What keeps this thing from being a total snorer is the fact that the female cast is hot as molten iron, and the guys are also actually pretty good. In fact, everyone has gotten work since this thing, and this will be one of those films that five years from now, entertainment journalists will show clips of when one of the cast has hit it big on TV. However, this will not actually go anywhere except the bottom of the video bin or cable.
Written and Directed
By Gary Walkow
This is about male fantasy, pure and simple. Richard (Campbell Scott), the noted blocked writer, is thrown out of his palatial California mansion by his gorgeous movie-star wife, and luckily for him, he had been invited to speak to his ex-lover Diane’s (Alex Kingston) writing class at some LA college. When his plight is made known, two beauteous students, who are also roommates, named Kristen (Izabella Miko) and Jacqueline (Lizzy Caplan), invite our hero to crash at their pad for a while, and he takes them up on it. Male fantasy, pure and simple, what guy wouldn’t want to be in that situation?

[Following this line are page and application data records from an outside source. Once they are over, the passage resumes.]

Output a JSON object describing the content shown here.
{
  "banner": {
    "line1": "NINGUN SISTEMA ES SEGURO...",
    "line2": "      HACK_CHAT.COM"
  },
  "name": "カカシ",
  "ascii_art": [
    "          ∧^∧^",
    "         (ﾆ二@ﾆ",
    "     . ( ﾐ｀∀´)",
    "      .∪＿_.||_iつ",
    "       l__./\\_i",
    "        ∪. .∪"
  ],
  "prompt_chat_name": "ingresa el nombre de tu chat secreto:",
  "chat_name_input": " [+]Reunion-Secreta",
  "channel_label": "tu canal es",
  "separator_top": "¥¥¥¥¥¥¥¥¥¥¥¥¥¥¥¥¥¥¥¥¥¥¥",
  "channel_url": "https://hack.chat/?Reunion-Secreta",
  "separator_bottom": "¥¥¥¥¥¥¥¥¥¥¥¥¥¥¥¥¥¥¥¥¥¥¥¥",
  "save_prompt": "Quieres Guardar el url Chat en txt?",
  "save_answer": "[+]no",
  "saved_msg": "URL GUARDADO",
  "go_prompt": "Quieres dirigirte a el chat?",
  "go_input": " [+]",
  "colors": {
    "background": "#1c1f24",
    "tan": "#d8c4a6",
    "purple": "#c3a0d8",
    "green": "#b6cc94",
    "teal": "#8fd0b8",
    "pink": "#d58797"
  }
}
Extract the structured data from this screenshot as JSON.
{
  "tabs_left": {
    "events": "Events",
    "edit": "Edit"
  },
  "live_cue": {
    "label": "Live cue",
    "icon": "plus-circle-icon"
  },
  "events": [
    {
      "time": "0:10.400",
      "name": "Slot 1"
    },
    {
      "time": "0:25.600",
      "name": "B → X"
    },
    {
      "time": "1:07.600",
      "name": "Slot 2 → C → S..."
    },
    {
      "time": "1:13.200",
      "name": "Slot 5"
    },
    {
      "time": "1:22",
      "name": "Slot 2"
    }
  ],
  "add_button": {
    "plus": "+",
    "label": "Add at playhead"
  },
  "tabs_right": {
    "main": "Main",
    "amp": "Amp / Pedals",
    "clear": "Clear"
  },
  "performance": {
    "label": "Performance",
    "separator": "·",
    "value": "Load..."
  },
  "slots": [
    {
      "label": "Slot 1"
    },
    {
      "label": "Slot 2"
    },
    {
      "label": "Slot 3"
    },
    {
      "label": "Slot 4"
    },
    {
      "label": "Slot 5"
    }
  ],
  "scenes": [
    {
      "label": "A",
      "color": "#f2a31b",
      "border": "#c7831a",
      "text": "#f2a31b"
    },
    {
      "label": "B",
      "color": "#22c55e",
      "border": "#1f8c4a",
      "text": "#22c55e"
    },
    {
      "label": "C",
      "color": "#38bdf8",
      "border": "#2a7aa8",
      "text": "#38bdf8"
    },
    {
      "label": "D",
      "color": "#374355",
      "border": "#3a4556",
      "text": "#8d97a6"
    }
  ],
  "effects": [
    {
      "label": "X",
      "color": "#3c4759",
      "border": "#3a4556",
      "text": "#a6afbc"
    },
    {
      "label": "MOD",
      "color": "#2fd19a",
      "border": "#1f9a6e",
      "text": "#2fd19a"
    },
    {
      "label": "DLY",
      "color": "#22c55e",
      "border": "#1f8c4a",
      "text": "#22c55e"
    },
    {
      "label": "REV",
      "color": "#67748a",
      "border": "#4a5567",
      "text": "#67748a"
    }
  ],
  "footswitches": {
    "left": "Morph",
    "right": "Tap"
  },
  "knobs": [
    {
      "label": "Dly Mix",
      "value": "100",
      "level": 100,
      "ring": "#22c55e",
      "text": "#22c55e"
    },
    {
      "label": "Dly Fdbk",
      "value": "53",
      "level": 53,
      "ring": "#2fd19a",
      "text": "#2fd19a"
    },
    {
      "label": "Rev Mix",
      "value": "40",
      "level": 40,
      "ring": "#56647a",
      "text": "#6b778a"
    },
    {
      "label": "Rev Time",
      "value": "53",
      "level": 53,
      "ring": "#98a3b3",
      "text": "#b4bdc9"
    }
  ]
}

So Richard moves in and begins investigating the private lives of his hostesses, checking out the contents of their desks and computers, what’s in their drawers and the like, and while he offers to pay them rent, all they want is for him to give them private writing lessons, something he readily agrees to. It’s all very autobiographical, as auteur Walkow has Richard discuss a previous work of his ad infinitum. Since this is not a short, we get to watch the two hotties discuss literary analysis and story structure before Richard finally gets each of them in bed. In fact he describes it as just the fantasy he was talking about.
The acting is good, however the script is entirely predictable. Richard gets exactly what he wants out of every situation, although he's intellectual enough to keep from looking like a tired old letch. Good for him. This is one of those independent films that thespians do to pay the rent and get some "intellectual" credits between TV guest appearances and Horror movies. This is going to wind up on an obscure cable channel and never be seen again.